_Instructions for the task_
Every entry below should be returned exactly as it appears, with pictures left out.

(Records excerpted from a collection)
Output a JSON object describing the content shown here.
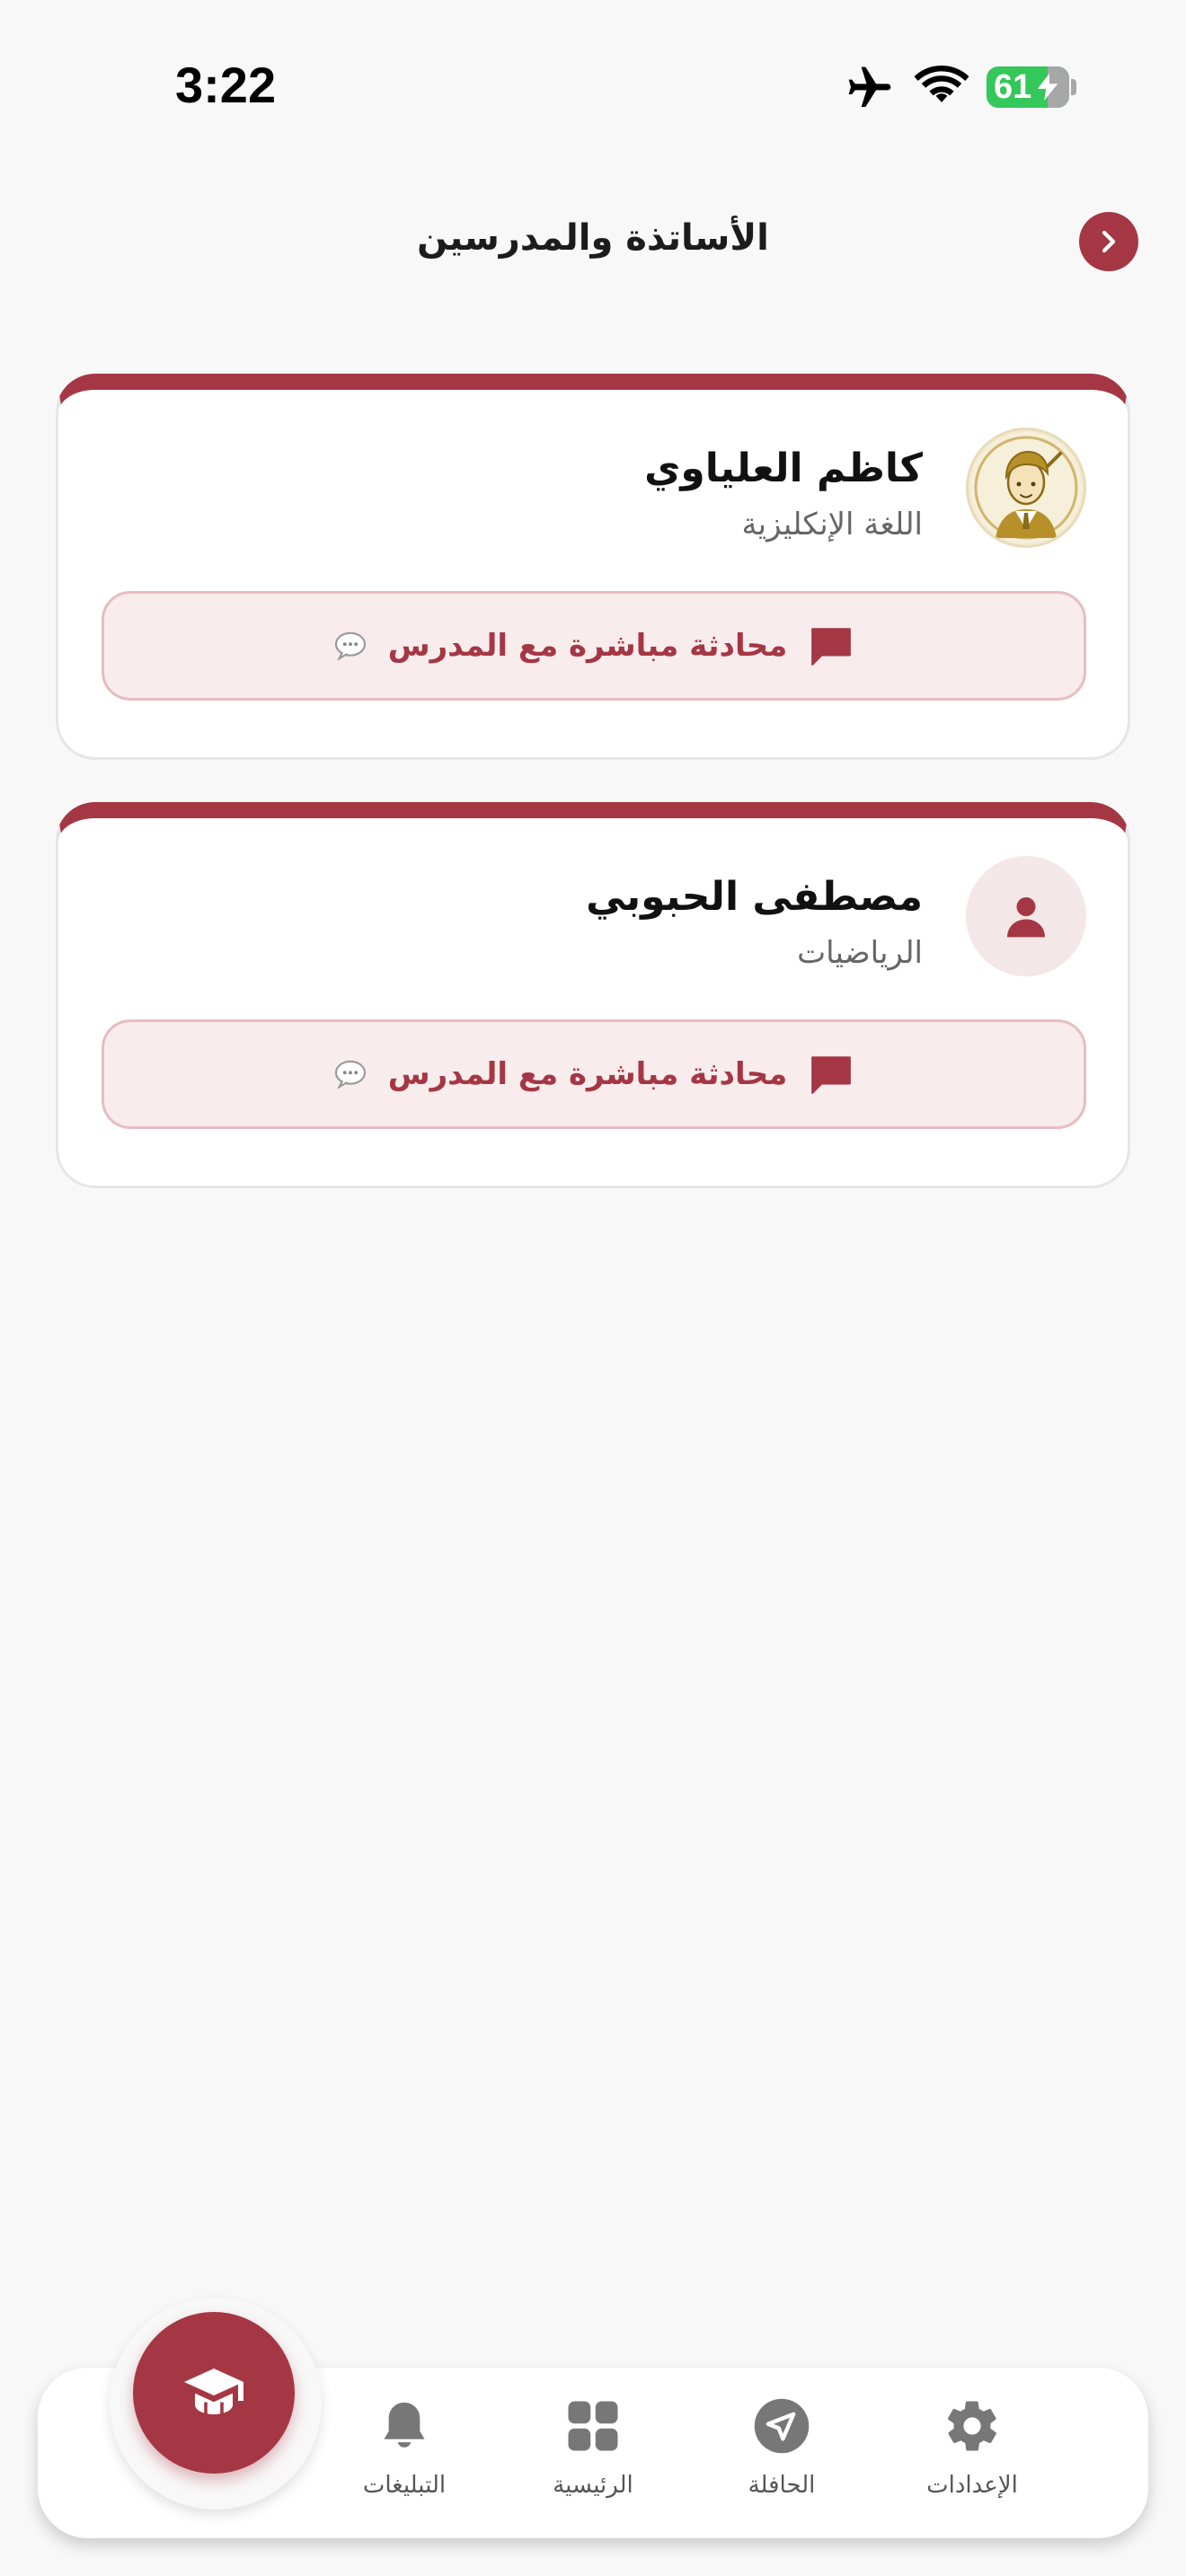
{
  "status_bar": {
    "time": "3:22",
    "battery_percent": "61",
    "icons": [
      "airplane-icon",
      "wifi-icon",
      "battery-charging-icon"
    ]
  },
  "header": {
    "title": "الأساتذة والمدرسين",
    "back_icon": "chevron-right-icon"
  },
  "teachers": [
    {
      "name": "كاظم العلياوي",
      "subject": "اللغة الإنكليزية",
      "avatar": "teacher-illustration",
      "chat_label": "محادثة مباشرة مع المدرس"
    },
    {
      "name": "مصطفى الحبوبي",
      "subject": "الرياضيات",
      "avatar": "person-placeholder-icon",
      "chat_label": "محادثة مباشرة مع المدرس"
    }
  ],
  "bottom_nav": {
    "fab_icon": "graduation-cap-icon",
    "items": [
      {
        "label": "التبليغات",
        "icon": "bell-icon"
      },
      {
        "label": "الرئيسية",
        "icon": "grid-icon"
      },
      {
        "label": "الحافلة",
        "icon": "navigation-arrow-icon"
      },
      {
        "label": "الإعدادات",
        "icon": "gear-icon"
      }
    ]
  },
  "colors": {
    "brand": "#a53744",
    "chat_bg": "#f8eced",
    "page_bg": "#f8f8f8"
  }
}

_Answer section_
Output a JSON object describing the content shown here.
{
  "status_bar": {
    "time": "3:22",
    "battery_percent": "61",
    "icons": [
      "airplane-icon",
      "wifi-icon",
      "battery-charging-icon"
    ]
  },
  "header": {
    "title": "الأساتذة والمدرسين",
    "back_icon": "chevron-right-icon"
  },
  "teachers": [
    {
      "name": "كاظم العلياوي",
      "subject": "اللغة الإنكليزية",
      "avatar": "teacher-illustration",
      "chat_label": "محادثة مباشرة مع المدرس"
    },
    {
      "name": "مصطفى الحبوبي",
      "subject": "الرياضيات",
      "avatar": "person-placeholder-icon",
      "chat_label": "محادثة مباشرة مع المدرس"
    }
  ],
  "bottom_nav": {
    "fab_icon": "graduation-cap-icon",
    "items": [
      {
        "label": "التبليغات",
        "icon": "bell-icon"
      },
      {
        "label": "الرئيسية",
        "icon": "grid-icon"
      },
      {
        "label": "الحافلة",
        "icon": "navigation-arrow-icon"
      },
      {
        "label": "الإعدادات",
        "icon": "gear-icon"
      }
    ]
  },
  "colors": {
    "brand": "#a53744",
    "chat_bg": "#f8eced",
    "page_bg": "#f8f8f8"
  }
}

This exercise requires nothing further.